The Centers for Disease Control and Prevention (CDC) recommends considering admitting patients with SARS-CoV-2 virus to a dedicated ward.1 These guidelines are problematic for children as the number of children admitted with COVID-19 during the pandemic is small compared with adults, and in clinical practice, many children who test positive for the virus are hospitalised for non-COVID-19-related reasons. Admission to the general paediatric ward may be the better option.
We examined the number of infections among staff and patients during and after hospitalisation to a general paediatric ward admitting patients with SARS-CoV-2.
Ours is the largest tertiary paediatric hospital in Israel. The hospital policy is to screen all patients and most caregivers of admitted children with SARS-CoV-2. During May to August 2020 (123 days), patients positive for SARS-CoV-2 were placed in isolation rooms in the paediatric ward (figure 1), each with a dedicated bathroom and an antechamber for removing personal protective equipment (PPE). Every staff member entering the isolation room was required to wear full PPE according to CDC guidelines.
We used audio and visual measurements to examine patients in the isolation rooms, as well as staff who entered these rooms as medically necessary. Data on staff infection were retrieved from the infection control unit. We examined the national computerised medical records for the post-hospitalisation 14-day period of all negative patients, in order to identify cases of infection after hospitalisation.
A SARS-CoV-2-positive patient was present on the ward for 56/123 (45.5%) days of the study period. Of 39 confirmed patients with SARS-CoV-2 hospitalised in isolation rooms, 19 were family members (adults) and 20 children; 10 children were admitted due to signs/symptoms of COVID-19 and 10 due to other medical conditions alongside SARS-CoV-2 infection. Disease severity was mild in 17 children, moderate in 2 and severe in 1.
Only one staff member tested positive for SARS-CoV-2 during the study period, infected via a positive family member, not in hospital.
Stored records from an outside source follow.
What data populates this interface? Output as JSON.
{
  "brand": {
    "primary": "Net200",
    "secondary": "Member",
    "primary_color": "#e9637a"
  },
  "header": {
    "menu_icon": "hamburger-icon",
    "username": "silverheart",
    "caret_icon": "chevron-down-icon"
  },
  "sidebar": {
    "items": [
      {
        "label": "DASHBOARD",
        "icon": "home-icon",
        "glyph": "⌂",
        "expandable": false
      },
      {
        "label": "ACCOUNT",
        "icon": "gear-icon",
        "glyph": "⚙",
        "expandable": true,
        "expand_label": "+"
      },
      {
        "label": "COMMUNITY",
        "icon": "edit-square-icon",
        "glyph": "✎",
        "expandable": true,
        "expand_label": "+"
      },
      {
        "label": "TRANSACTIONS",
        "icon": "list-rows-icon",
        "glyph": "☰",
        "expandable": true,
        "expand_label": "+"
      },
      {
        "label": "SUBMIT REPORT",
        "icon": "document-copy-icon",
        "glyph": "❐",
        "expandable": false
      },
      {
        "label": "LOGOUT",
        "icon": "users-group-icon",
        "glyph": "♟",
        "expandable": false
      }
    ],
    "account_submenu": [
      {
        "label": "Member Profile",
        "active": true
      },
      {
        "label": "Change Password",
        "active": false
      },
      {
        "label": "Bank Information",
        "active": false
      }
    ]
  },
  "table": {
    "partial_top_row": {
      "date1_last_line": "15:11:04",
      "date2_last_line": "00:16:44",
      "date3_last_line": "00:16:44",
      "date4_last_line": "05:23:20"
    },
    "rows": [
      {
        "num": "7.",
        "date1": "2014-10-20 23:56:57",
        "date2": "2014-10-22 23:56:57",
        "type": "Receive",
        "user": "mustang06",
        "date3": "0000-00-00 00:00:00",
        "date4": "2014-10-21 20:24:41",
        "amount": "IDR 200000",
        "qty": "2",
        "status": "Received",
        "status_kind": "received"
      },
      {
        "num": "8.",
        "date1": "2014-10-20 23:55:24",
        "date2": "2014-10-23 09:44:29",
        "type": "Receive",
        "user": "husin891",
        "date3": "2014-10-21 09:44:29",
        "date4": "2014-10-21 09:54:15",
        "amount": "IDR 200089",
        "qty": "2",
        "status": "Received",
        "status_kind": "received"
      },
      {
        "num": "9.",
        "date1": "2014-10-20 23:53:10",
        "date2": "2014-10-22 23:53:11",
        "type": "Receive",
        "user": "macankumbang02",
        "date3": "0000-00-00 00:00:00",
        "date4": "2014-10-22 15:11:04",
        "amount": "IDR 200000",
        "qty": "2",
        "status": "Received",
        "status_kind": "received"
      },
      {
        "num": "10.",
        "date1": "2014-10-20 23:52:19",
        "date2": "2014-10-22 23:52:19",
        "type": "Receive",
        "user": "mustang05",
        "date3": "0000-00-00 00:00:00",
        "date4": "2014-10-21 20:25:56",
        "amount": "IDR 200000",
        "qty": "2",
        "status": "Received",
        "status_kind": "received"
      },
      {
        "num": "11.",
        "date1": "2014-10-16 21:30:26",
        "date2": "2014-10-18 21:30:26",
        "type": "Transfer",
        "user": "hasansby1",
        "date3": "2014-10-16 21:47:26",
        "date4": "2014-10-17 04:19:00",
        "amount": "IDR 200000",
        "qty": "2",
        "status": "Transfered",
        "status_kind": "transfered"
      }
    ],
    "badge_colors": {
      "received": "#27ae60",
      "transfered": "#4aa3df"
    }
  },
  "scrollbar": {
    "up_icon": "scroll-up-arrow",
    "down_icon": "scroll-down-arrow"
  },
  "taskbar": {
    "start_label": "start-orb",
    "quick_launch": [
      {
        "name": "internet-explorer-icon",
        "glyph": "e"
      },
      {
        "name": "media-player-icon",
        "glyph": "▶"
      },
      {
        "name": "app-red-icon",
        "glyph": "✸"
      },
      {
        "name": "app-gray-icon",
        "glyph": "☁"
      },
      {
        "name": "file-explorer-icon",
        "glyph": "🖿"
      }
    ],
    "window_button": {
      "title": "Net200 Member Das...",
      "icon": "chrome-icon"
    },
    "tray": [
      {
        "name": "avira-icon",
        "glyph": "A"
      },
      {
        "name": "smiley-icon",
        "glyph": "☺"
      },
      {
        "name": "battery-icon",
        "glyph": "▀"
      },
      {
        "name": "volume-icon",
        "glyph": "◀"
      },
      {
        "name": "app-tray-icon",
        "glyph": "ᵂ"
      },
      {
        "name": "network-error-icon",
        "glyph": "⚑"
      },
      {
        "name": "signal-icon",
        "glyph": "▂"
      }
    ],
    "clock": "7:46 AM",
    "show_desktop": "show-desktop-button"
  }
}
No other patients from the ward tested positive. Among the 566 negative patients, 7 tested positive after hospitalisation, all of them more than 14 days after discharge. There were two cases of non-compliance with isolation rules involving patients with psychiatric symptoms.
We found that admitting children or parents who are SARS-CoV-2 positive in a general paediatric ward has a very low risk of infection to other patients or staff. In adults, there were reports of a nosocomial SARS-CoV-2 infection rate of 7.1%–20%.2 3 The low infection rate in our study may be attributed to the measures taken and to the less contagious nature of children.4
SARS-CoV-2-positive children are often hospitalised for reasons related to other general paediatric diseases, and in our opinion, they deserve multidisciplinary treatment managed by experienced staff from the regular paediatric ward.
Towards the upcoming winter months, we suggest to admit SARS-CoV-2-positive children in a standard paediatric ward, while taking protective measures for staff and patients.